assume the present shape, 8 borrowing in the Atharvaveda to cover unity of the sacrifice is the unity of the one's tracks, 89 Veda, and the fourfold division of the Brahmanas, the centre of the Vedas, 89, Veda corresponds to the fourfold 90 functions of the officiant priests in each Sakha has several sub-divisions of the ritual, 87 its own, 85 Veda is to be rescued from the prisons have no philosophical content accordof the past, 92 ing to Mimdmsa, 9 what constitutes the Veda?, 8 how can there by khila portions in the what constitutes the Veda, Mantra, Veda? 82-83 Brdhmana, Aranyaka, Upanisad, or how can what is a khila portion in one some or all of these together, 63-67 Veda not be the same in another?, what is Veda, a matter of dispute, % 82, 86 when and why the proliferation of the khila portions in the Rgveda also, Sdkhds stopped?, 84-85 86 no apauruseyatva, if Brahmanas accepted Yajurveda, one two, or many?, 76 Vedanta, 8, 10, 12, 13, 95,104 as central to the Vedas, 90 advaita, 46, 54, 57, 104, 193, 1%, 197, no such thing as Krsna Yajurveda, 81 199 no such thing as Yajurveda, 83 any doctrine which claims that this is not to be taken seriously when they what the Upanisads exactly mean, 5 deal with empirical matters, 9 as a philosophic interpretation of the operational theory of the Mimdmsa Upanisads, 165 regarding the Veda, 89 designates something nonplural in number, 8 philosophical, 155 proponents of the ritual-functional does it really mean anything? 163-171 theory of the Vedas, 70 does not connote any definite meanrepetitions in the Rgveda, 86 ing, 170 Sdmaveda cannot be considered a Veda inclusion of Brahma Sutras and the Gitd having independent mantras of its as authorities makes nonsense of the own, 70 literal meaning of Vedanta, 166 Sdmaveda not concerned with the conmatter not unreal for Vedanta, 5 tent of the mantras, 69 Neo-, 163 should Sdmaveda be treated as an not only Samkara-Vedanta, 4 independent Veda when it has only not to be identified with Samkara's three or four per cent non-Rgvedic work, 14 mantras, 68-76 post-Samkarite, 32 sakhds, not rescensions, 83 Samkara, 37 Sukla Yajurveda and Krsna Yajurveda, Selections usurped the authority of the two Vedas and not one, 77, 100 texts from which selections had the problem of the Sdkhds, 81-86 been made, 104 the proliferation and development of theistic, 40 the Vedic Sdkhds suggests that the will not be advaitic if it admits even the Vedic rsis did not regard them as possibility of difference as an ultiapauruseya, 84, 86 mate truth in its system, 156 the Vedic Corpus, some questions, Vedantins, 106 63-94 advaitic, 40 took at least a thousand years to

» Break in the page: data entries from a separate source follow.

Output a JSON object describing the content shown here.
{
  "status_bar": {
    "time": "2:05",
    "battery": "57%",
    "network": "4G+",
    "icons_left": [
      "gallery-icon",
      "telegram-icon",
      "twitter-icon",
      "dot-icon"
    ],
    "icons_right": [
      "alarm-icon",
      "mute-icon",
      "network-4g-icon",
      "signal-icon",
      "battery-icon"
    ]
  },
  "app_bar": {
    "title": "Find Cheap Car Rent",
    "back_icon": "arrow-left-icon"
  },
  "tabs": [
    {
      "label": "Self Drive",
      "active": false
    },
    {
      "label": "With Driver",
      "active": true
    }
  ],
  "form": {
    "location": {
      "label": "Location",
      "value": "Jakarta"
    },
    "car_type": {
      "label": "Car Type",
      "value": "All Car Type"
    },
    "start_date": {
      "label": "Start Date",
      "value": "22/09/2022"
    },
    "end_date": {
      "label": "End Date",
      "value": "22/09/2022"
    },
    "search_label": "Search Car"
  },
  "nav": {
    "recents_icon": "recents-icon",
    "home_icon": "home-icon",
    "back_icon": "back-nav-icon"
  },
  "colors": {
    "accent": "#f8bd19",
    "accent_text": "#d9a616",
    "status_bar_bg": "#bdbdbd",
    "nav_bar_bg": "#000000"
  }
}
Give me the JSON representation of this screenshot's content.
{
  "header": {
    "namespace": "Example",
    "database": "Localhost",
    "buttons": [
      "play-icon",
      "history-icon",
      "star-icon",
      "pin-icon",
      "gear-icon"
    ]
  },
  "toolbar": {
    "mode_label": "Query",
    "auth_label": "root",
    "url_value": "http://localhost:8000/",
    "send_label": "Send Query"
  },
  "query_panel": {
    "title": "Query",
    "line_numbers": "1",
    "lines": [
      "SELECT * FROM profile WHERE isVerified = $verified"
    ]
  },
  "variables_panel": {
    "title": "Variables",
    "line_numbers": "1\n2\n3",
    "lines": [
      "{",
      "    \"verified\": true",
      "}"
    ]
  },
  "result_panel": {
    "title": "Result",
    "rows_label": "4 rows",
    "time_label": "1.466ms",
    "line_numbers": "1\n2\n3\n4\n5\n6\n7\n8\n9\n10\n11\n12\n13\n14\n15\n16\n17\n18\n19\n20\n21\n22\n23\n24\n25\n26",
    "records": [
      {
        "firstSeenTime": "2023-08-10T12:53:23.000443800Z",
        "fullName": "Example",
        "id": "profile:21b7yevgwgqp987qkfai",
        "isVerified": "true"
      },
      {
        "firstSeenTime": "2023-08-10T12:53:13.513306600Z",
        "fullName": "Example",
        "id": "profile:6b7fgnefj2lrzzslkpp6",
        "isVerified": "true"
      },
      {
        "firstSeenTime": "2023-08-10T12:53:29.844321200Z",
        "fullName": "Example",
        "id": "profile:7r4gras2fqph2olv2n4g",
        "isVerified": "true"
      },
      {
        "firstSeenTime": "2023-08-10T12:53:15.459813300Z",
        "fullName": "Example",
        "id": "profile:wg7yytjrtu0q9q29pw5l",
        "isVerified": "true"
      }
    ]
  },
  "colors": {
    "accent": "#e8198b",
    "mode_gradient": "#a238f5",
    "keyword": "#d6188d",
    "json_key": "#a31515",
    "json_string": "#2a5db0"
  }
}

Index I 2 1 7
pre-Sarhkarite Vedantins, 167 recognize the authority of Upanisads, but not of them alone, 9 who is a Vedantin? 164, 169 Vedic authority a myth, 9 what does it mean? 7, 8, 9 Venis, Dr., 115, 131, 132 Vetter, 102 Vijnanabhiksu, 144, 145, 148 Vindhyeshwari Prasada Shastri, 118 Visvanatha, 10, 118, 122, 123, 125, 130 Vira-Saiva movement, 63 Vivekananda, 163 Vyasa, 91 need a new Vyasa, 91 western philosophy characterised predominantly in terms of the modern period, 56 Wittgenstein, 187 Wittgensteinian grounds, 36 yajamdna and Rtvik, the relation between them, 172, 173, 174 distinction between yajamdna and rtvik not clear in all sacrifices, 173 Yajna crucial features of, 173 in contravention to the doctrine of Karma, 175 Jyotistoma, 173 Sattra, 173, 174 the theory of, 175 Yajurveda one or two or many? 76 body of the sacrifice, 77 Krsna, 77 Krsna and tiukla, seperate Vedas, 78 Sukla, 77 substantive differences between the two Yajurvedas, 77-78 Yajnavalkya, 188, 199 Yamunacarya, 65, 66 Yoga, 8, 10, 12 a generalized method for attaining moksa, 51 as a school of philosophy, 5 as a system of practice, 5 not a school of philosophy, 10

Zeno, 20, 40